*WHAT TO WORK ON*.
Locate every line in the records below that contains the word "this", and copy each one.

** Opening WORKING DATA block **

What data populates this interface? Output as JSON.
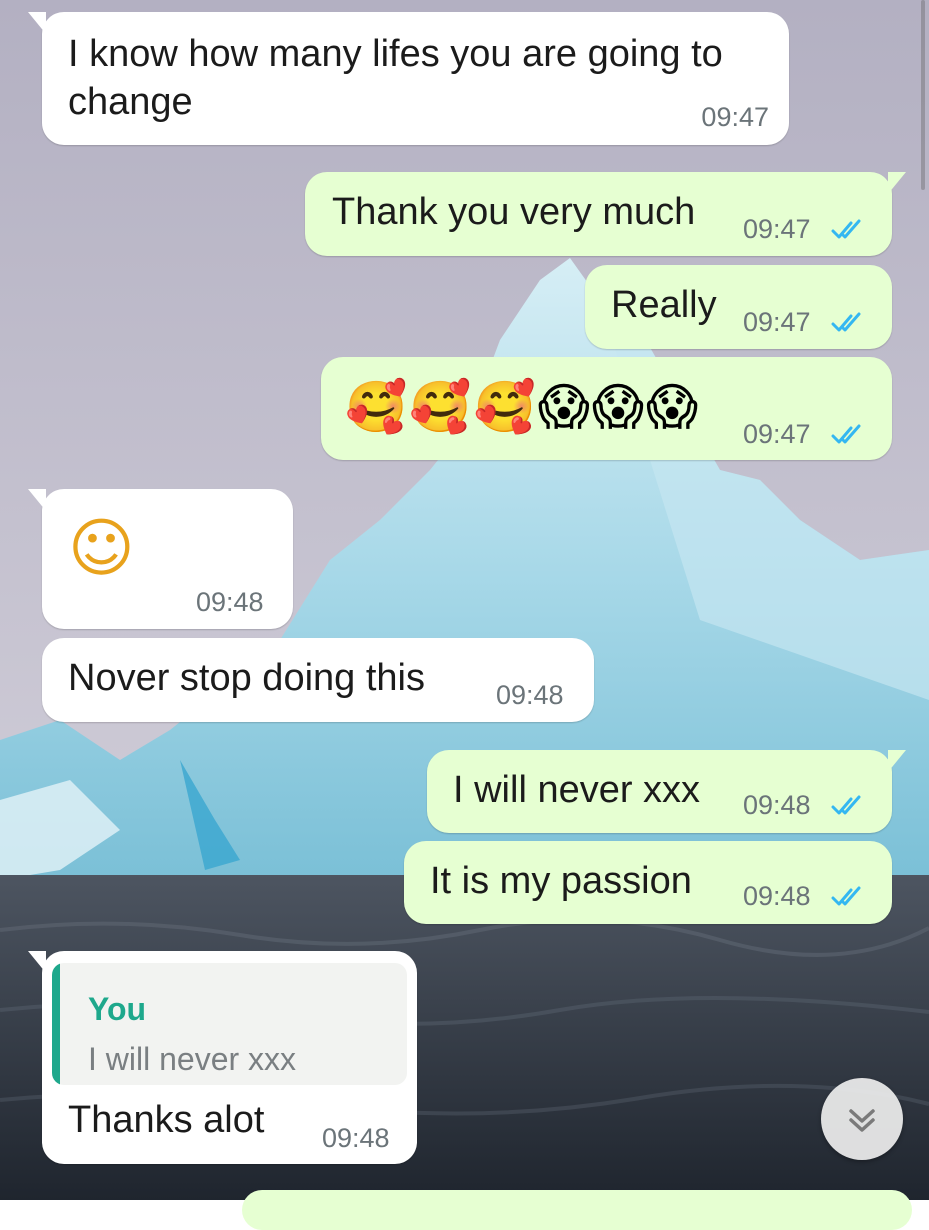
{
  "chat": {
    "messages": [
      {
        "direction": "incoming",
        "text": "I know how many lifes you are going to change",
        "time": "09:47"
      },
      {
        "direction": "outgoing",
        "text": "Thank you very much",
        "time": "09:47",
        "status": "read"
      },
      {
        "direction": "outgoing",
        "text": "Really",
        "time": "09:47",
        "status": "read"
      },
      {
        "direction": "outgoing",
        "emojis": [
          "smiling-face-with-hearts",
          "smiling-face-with-hearts",
          "smiling-face-with-hearts",
          "face-screaming-in-fear",
          "face-screaming-in-fear",
          "face-screaming-in-fear"
        ],
        "emoji_text": "🥰🥰🥰😱😱😱",
        "time": "09:47",
        "status": "read"
      },
      {
        "direction": "incoming",
        "emojis": [
          "smiling-face-with-smiling-eyes"
        ],
        "emoji_text": "☺",
        "time": "09:48"
      },
      {
        "direction": "incoming",
        "text": "Nover stop doing this",
        "time": "09:48"
      },
      {
        "direction": "outgoing",
        "text": "I will never xxx",
        "time": "09:48",
        "status": "read"
      },
      {
        "direction": "outgoing",
        "text": "It is my passion",
        "time": "09:48",
        "status": "read"
      },
      {
        "direction": "incoming",
        "quote": {
          "author": "You",
          "text": "I will never xxx"
        },
        "text": "Thanks alot",
        "time": "09:48"
      }
    ]
  },
  "colors": {
    "incoming_bubble": "#ffffff",
    "outgoing_bubble": "#e6ffd2",
    "read_ticks": "#34b7f1",
    "quote_accent": "#1ea88c",
    "timestamp": "#6b7479"
  },
  "icons": {
    "read_receipt": "double-check-icon",
    "scroll_down": "double-chevron-down-icon"
  }
}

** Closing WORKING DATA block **

*YOUR SOLUTION*.
What data populates this interface? Output as JSON.
        "text": "Nover stop doing this",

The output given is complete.